The stories in this volume invoke the respect and admiration Americans share for people who see and challenge injustice, who refuse to become jaded or accept defeat, who pull themselves up by their bootstraps. By using quintessentially American stories, I expose the fundamental connections between children’s rights and American values. Readers who have walked with children like Sheyann Webb in the civil rights movement or stood beside children like Lionel Tate in a criminal court will better understand the importance to children of equal protection and due process of law.

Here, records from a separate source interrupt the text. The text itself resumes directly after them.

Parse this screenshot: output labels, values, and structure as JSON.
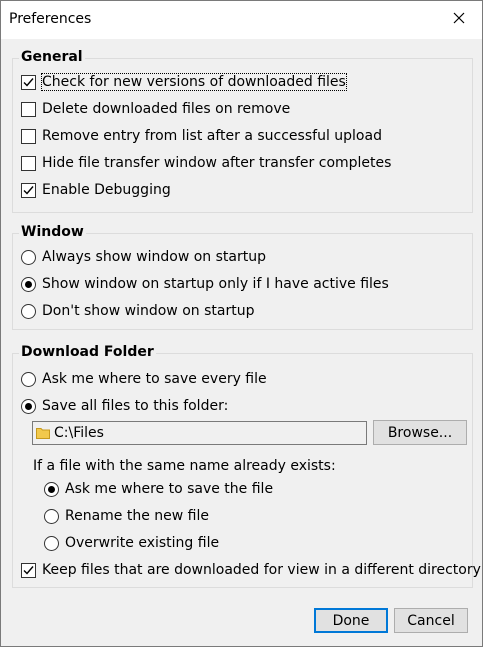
{
  "window": {
    "title": "Preferences"
  },
  "general": {
    "heading": "General",
    "options": [
      {
        "label": "Check for new versions of downloaded files",
        "checked": true
      },
      {
        "label": "Delete downloaded files on remove",
        "checked": false
      },
      {
        "label": "Remove entry from list after a successful upload",
        "checked": false
      },
      {
        "label": "Hide file transfer window after transfer completes",
        "checked": false
      },
      {
        "label": "Enable Debugging",
        "checked": true
      }
    ]
  },
  "window_group": {
    "heading": "Window",
    "options": [
      {
        "label": "Always show window on startup",
        "selected": false
      },
      {
        "label": "Show window on startup only if I have active files",
        "selected": true
      },
      {
        "label": "Don't show window on startup",
        "selected": false
      }
    ]
  },
  "download_folder": {
    "heading": "Download Folder",
    "options": [
      {
        "label": "Ask me where to save every file",
        "selected": false
      },
      {
        "label": "Save all files to this folder:",
        "selected": true
      }
    ],
    "folder_path": "C:\\Files",
    "browse_label": "Browse...",
    "same_name_prompt": "If a file with the same name already exists:",
    "same_name_options": [
      {
        "label": "Ask me where to save the file",
        "selected": true
      },
      {
        "label": "Rename the new file",
        "selected": false
      },
      {
        "label": "Overwrite existing file",
        "selected": false
      }
    ],
    "keep_files": {
      "label": "Keep files that are downloaded for view in a different directory",
      "checked": true
    }
  },
  "buttons": {
    "done": "Done",
    "cancel": "Cancel"
  }
}
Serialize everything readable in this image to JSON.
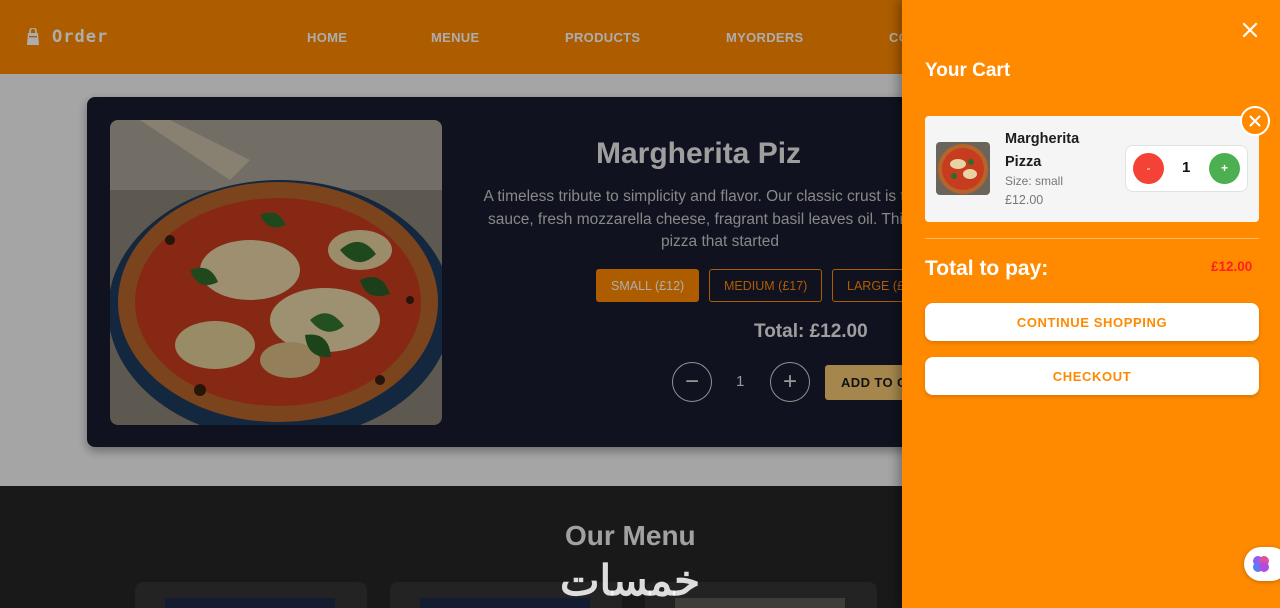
{
  "navbar": {
    "brand": "Order",
    "links": [
      "HOME",
      "MENUE",
      "PRODUCTS",
      "MYORDERS",
      "CO"
    ]
  },
  "product": {
    "title": "Margherita Piz",
    "description": "A timeless tribute to simplicity and flavor. Our classic crust is t tomato sauce, fresh mozzarella cheese, fragrant basil leaves oil. This is the pizza that started",
    "sizes": [
      "SMALL (£12)",
      "MEDIUM (£17)",
      "LARGE (£"
    ],
    "selected_size": "SMALL (£12)",
    "total": "Total: £12.00",
    "quantity": "1",
    "minus_symbol": "−",
    "plus_symbol": "+",
    "add_to_cart": "ADD TO C"
  },
  "menu": {
    "title": "Our Menu"
  },
  "watermark": "خمسات",
  "cart": {
    "title": "Your Cart",
    "items": [
      {
        "name": "Margherita Pizza",
        "size": "Size: small",
        "price": "£12.00",
        "quantity": "1",
        "minus": "-",
        "plus": "+"
      }
    ],
    "total_label": "Total to pay:",
    "total_amount": "£12.00",
    "continue_button": "CONTINUE SHOPPING",
    "checkout_button": "CHECKOUT"
  },
  "colors": {
    "accent": "#ff8a00",
    "card_bg": "#181b2e",
    "total_red": "#ff1f1f",
    "minus_red": "#f44336",
    "plus_green": "#4caf50"
  },
  "icons": [
    "bag-icon",
    "close-icon",
    "remove-item-icon",
    "brain-icon"
  ]
}
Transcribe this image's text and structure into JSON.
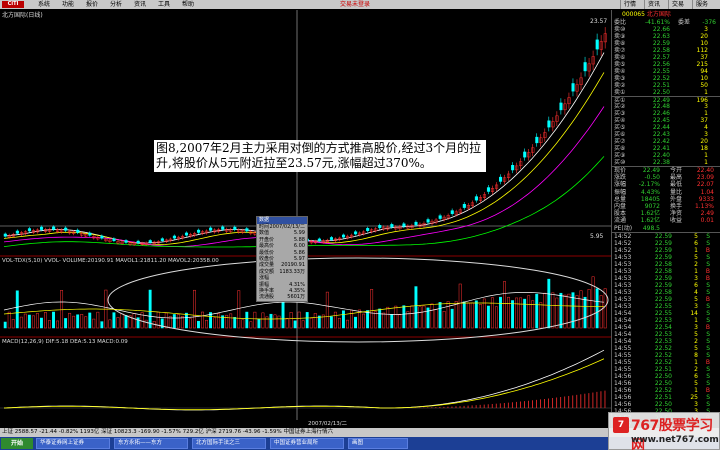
{
  "menubar": {
    "logo": "CITI",
    "items": [
      "系统",
      "功能",
      "报价",
      "分析",
      "资讯",
      "工具",
      "帮助"
    ],
    "center_text": "交易未登录",
    "right_buttons": [
      "行情",
      "资讯",
      "交易",
      "服务"
    ]
  },
  "chart": {
    "title": "北方国际(日线)",
    "price_tag": "23.57",
    "price_label_low": "5.95",
    "volume_label": "VOL-TDX(5,10)  VVOL-  VOLUME:20190.91  MAVOL1:21811.20  MAVOL2:20358.00",
    "macd_label": "MACD(12,26,9)  DIF:5.18  DEA:5.13  MACD:0.09",
    "date_label": "2007/02/13/二",
    "annotation": "图8,2007年2月主力采用对倒的方式推高股价,经过3个月的拉升,将股价从5元附近拉至23.57元,涨幅超过370%。"
  },
  "popup": {
    "title": "数据",
    "rows": [
      {
        "k": "时间",
        "v": "2007/02/13/二"
      },
      {
        "k": "数值",
        "v": "5.99"
      },
      {
        "k": "开盘价",
        "v": "5.88"
      },
      {
        "k": "最高价",
        "v": "6.00"
      },
      {
        "k": "最低价",
        "v": "5.86"
      },
      {
        "k": "收盘价",
        "v": "5.97"
      },
      {
        "k": "成交量",
        "v": "20190.91"
      },
      {
        "k": "成交额",
        "v": "1183.33万"
      },
      {
        "k": "涨幅",
        "v": ""
      },
      {
        "k": "振幅",
        "v": "4.31%"
      },
      {
        "k": "换手率",
        "v": "4.35%"
      },
      {
        "k": "流通股",
        "v": "5601万"
      }
    ]
  },
  "right_panel": {
    "code": "000065",
    "name": "北方国际",
    "weibi": {
      "label": "委比",
      "v1": "-41.61%",
      "v2": "委差",
      "v3": "-376"
    },
    "orderbook": [
      {
        "label": "卖⑩",
        "price": "22.66",
        "vol": "3"
      },
      {
        "label": "卖⑨",
        "price": "22.63",
        "vol": "20"
      },
      {
        "label": "卖⑧",
        "price": "22.59",
        "vol": "10"
      },
      {
        "label": "卖⑦",
        "price": "22.58",
        "vol": "112"
      },
      {
        "label": "卖⑥",
        "price": "22.57",
        "vol": "37"
      },
      {
        "label": "卖⑤",
        "price": "22.56",
        "vol": "215"
      },
      {
        "label": "卖④",
        "price": "22.55",
        "vol": "94"
      },
      {
        "label": "卖③",
        "price": "22.52",
        "vol": "10"
      },
      {
        "label": "卖②",
        "price": "22.51",
        "vol": "50"
      },
      {
        "label": "卖①",
        "price": "22.50",
        "vol": "1"
      },
      {
        "label": "买①",
        "price": "22.49",
        "vol": "196"
      },
      {
        "label": "买②",
        "price": "22.48",
        "vol": "3"
      },
      {
        "label": "买③",
        "price": "22.46",
        "vol": "1"
      },
      {
        "label": "买④",
        "price": "22.45",
        "vol": "37"
      },
      {
        "label": "买⑤",
        "price": "22.44",
        "vol": "4"
      },
      {
        "label": "买⑥",
        "price": "22.43",
        "vol": "3"
      },
      {
        "label": "买⑦",
        "price": "22.42",
        "vol": "20"
      },
      {
        "label": "买⑧",
        "price": "22.41",
        "vol": "18"
      },
      {
        "label": "买⑨",
        "price": "22.40",
        "vol": "1"
      },
      {
        "label": "买⑩",
        "price": "22.38",
        "vol": "1"
      }
    ],
    "stats": [
      {
        "a": "现价",
        "b": "22.49",
        "c": "今开",
        "d": "22.40"
      },
      {
        "a": "涨跌",
        "b": "-0.50",
        "c": "最高",
        "d": "23.09"
      },
      {
        "a": "涨幅",
        "b": "-2.17%",
        "c": "最低",
        "d": "22.07"
      },
      {
        "a": "振幅",
        "b": "4.43%",
        "c": "量比",
        "d": "1.04"
      },
      {
        "a": "总量",
        "b": "18405",
        "c": "外盘",
        "d": "9333"
      },
      {
        "a": "内盘",
        "b": "9072",
        "c": "换手",
        "d": "1.13%"
      },
      {
        "a": "股本",
        "b": "1.62亿",
        "c": "净资",
        "d": "2.49"
      },
      {
        "a": "流通",
        "b": "1.62亿",
        "c": "收益",
        "d": "0.01"
      },
      {
        "a": "PE(动)",
        "b": "498.5",
        "c": "",
        "d": ""
      }
    ],
    "ticks": [
      {
        "t": "14:52",
        "p": "22.59",
        "v": "5",
        "d": "S"
      },
      {
        "t": "14:52",
        "p": "22.59",
        "v": "6",
        "d": "S"
      },
      {
        "t": "14:52",
        "p": "22.59",
        "v": "1",
        "d": "B"
      },
      {
        "t": "14:53",
        "p": "22.59",
        "v": "5",
        "d": "S"
      },
      {
        "t": "14:53",
        "p": "22.58",
        "v": "2",
        "d": "S"
      },
      {
        "t": "14:53",
        "p": "22.58",
        "v": "1",
        "d": "B"
      },
      {
        "t": "14:53",
        "p": "22.59",
        "v": "3",
        "d": "B"
      },
      {
        "t": "14:53",
        "p": "22.59",
        "v": "6",
        "d": "S"
      },
      {
        "t": "14:53",
        "p": "22.58",
        "v": "4",
        "d": "S"
      },
      {
        "t": "14:53",
        "p": "22.59",
        "v": "5",
        "d": "B"
      },
      {
        "t": "14:53",
        "p": "22.55",
        "v": "3",
        "d": "S"
      },
      {
        "t": "14:54",
        "p": "22.55",
        "v": "14",
        "d": "S"
      },
      {
        "t": "14:54",
        "p": "22.53",
        "v": "1",
        "d": "S"
      },
      {
        "t": "14:54",
        "p": "22.54",
        "v": "3",
        "d": "B"
      },
      {
        "t": "14:54",
        "p": "22.53",
        "v": "5",
        "d": "S"
      },
      {
        "t": "14:54",
        "p": "22.53",
        "v": "2",
        "d": "S"
      },
      {
        "t": "14:55",
        "p": "22.52",
        "v": "5",
        "d": "S"
      },
      {
        "t": "14:55",
        "p": "22.52",
        "v": "8",
        "d": "S"
      },
      {
        "t": "14:55",
        "p": "22.52",
        "v": "1",
        "d": "B"
      },
      {
        "t": "14:55",
        "p": "22.51",
        "v": "2",
        "d": "S"
      },
      {
        "t": "14:56",
        "p": "22.50",
        "v": "6",
        "d": "S"
      },
      {
        "t": "14:56",
        "p": "22.50",
        "v": "5",
        "d": "S"
      },
      {
        "t": "14:56",
        "p": "22.52",
        "v": "1",
        "d": "B"
      },
      {
        "t": "14:56",
        "p": "22.51",
        "v": "25",
        "d": "S"
      },
      {
        "t": "14:56",
        "p": "22.50",
        "v": "3",
        "d": "S"
      },
      {
        "t": "14:56",
        "p": "22.50",
        "v": "3",
        "d": "S"
      },
      {
        "t": "14:57",
        "p": "22.51",
        "v": "2",
        "d": "B"
      },
      {
        "t": "14:57",
        "p": "22.50",
        "v": "5",
        "d": "S"
      },
      {
        "t": "14:57",
        "p": "22.49",
        "v": "6",
        "d": "S"
      },
      {
        "t": "14:57",
        "p": "22.49",
        "v": "1",
        "d": "S"
      },
      {
        "t": "14:57",
        "p": "22.49",
        "v": "4",
        "d": "S"
      },
      {
        "t": "14:58",
        "p": "22.49",
        "v": "5",
        "d": "S"
      }
    ]
  },
  "statusbar": "上证 2588.57  -21.44  -0.82%  1193亿  深证 10823.3  -169.90  -1.57%  729.2亿  沪深 2719.76  -43.96  -1.59%  中国证券上海行情六",
  "taskbar": {
    "start": "开始",
    "tasks": [
      "华泰证券网上证券",
      "东方永拓——东方",
      "北方国际手法之三",
      "中国证券营业局所",
      "画图"
    ]
  },
  "watermark": {
    "logo": "7",
    "name": "767股票学习网",
    "url": "www.net767.com"
  },
  "colors": {
    "up": "#ff3030",
    "down": "#00ffff",
    "ma5": "#ffffff",
    "ma10": "#ffff00",
    "ma20": "#ff00ff",
    "ma60": "#00ff00"
  }
}
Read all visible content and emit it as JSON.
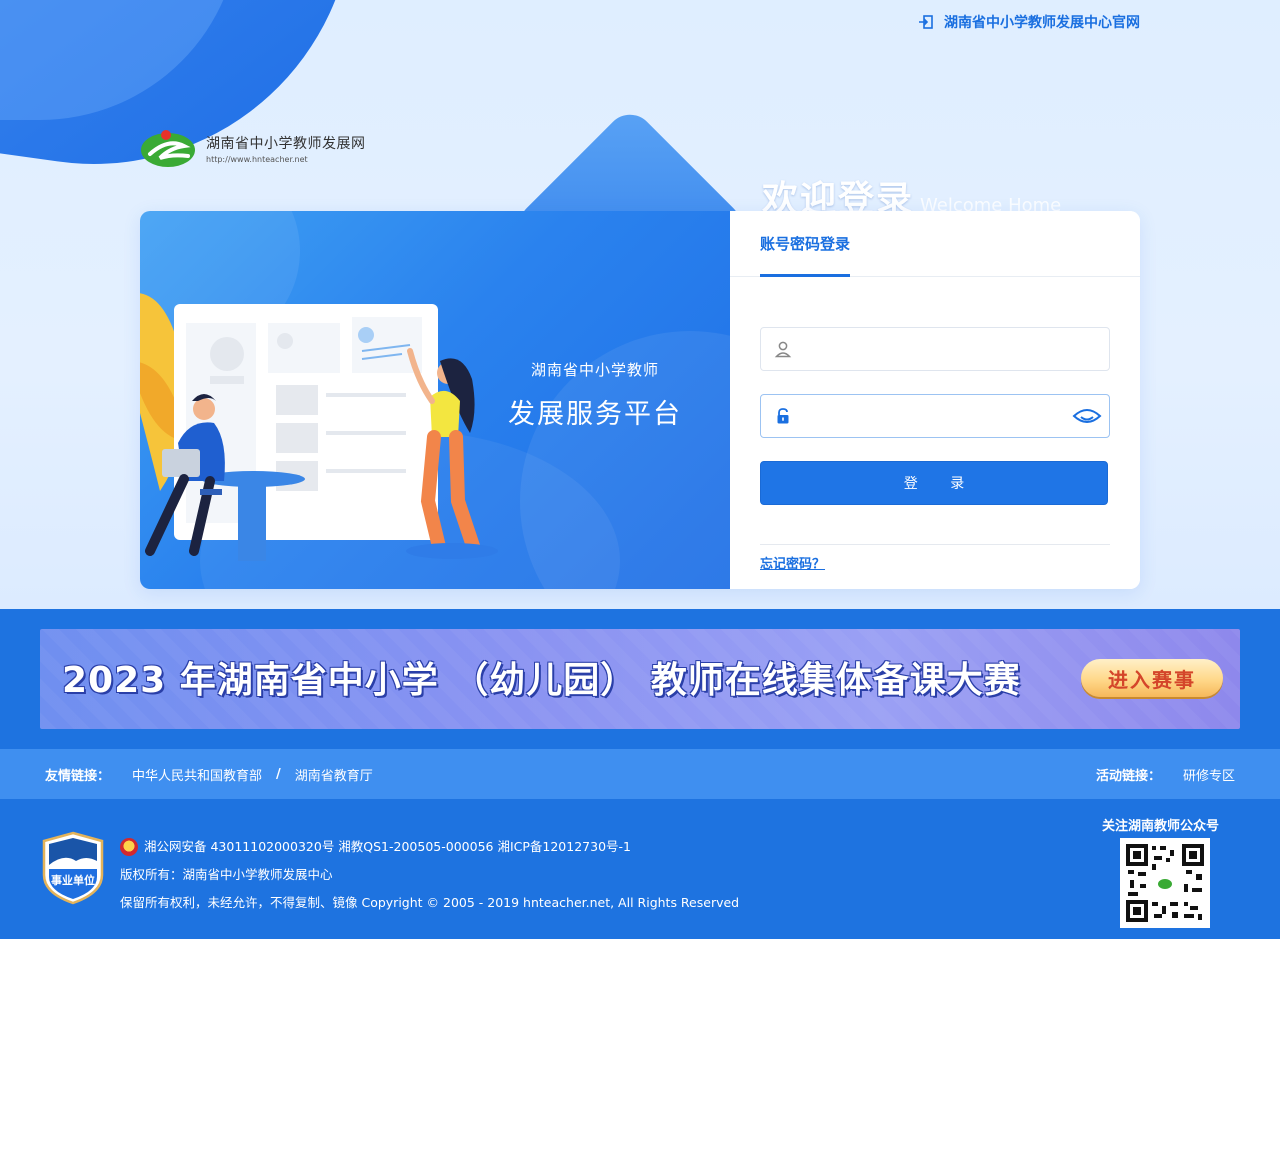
{
  "top_link": {
    "label": "湖南省中小学教师发展中心官网"
  },
  "brand": {
    "name": "湖南省中小学教师发展网",
    "url": "http://www.hnteacher.net"
  },
  "welcome": {
    "cn": "欢迎登录",
    "en": "Welcome Home"
  },
  "slogan": {
    "line1": "湖南省中小学教师",
    "line2": "发展服务平台"
  },
  "login": {
    "tab": "账号密码登录",
    "username_value": "",
    "password_value": "",
    "submit_label": "登 录",
    "forgot_label": "忘记密码？"
  },
  "banner": {
    "text": "2023 年湖南省中小学 （幼儿园） 教师在线集体备课大赛",
    "button": "进入赛事"
  },
  "links": {
    "friend_label": "友情链接：",
    "friend_items": [
      "中华人民共和国教育部",
      "湖南省教育厅"
    ],
    "separator": "/",
    "activity_label": "活动链接：",
    "activity_items": [
      "研修专区"
    ]
  },
  "footer": {
    "badge_text": "事业单位",
    "line1": "湘公网安备 43011102000320号  湘教QS1-200505-000056  湘ICP备12012730号-1",
    "line2": "版权所有：湖南省中小学教师发展中心",
    "line3": "保留所有权利，未经允许，不得复制、镜像 Copyright © 2005 - 2019 hnteacher.net, All Rights Reserved",
    "qr_title": "关注湖南教师公众号"
  },
  "colors": {
    "primary": "#1e73e0",
    "link_bar": "#3f8ff0",
    "accent_text": "#1a6fe0"
  },
  "icons": {
    "top_link": "login-arrow-icon",
    "user": "user-icon",
    "lock": "lock-icon",
    "eye": "eye-icon"
  }
}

The Equality Principle The words “All men are created equal” in the Declaration of Independence established an idea that may have been revolutionary in h o w t o t h i n k a b o u t c h i l d r e n ’ s r i g h t s • 39 1776 but has become universally accepted as a bedrock principle of human rights. S. Constitution failed to deliver on this promise of equality—it tolerated slavery and voting rights extended only to white men with property, a small segment of the population. It took the Civil War and passage of the Fourteenth Amendment to make the equality principle explicit in the Constitution.
The experience was a watershed for Tony, but not in the ways one might have feared. Instead of cowing him, it convinced him that he would rather be adopted than remain in foster care, always at the mercy of the arbitrary decisions of the system. But he insisted he would not be adopted by strangers. He made a list of adults he would like to adopt him. One of these adults, a woman I will call Ms. Barnette, had befriended Tony at the church he attended with his foster family. She was active in her community, lived in a tidy two bedroom apartment, had a good job “with beneﬁts,” and her children were all grown.
Hidden in Plain Sight: The Tragedy of Children's Rights from Ben Franklin to Lionel Tate (The Public Square Book Series) by Barbara Bennett Woodhouse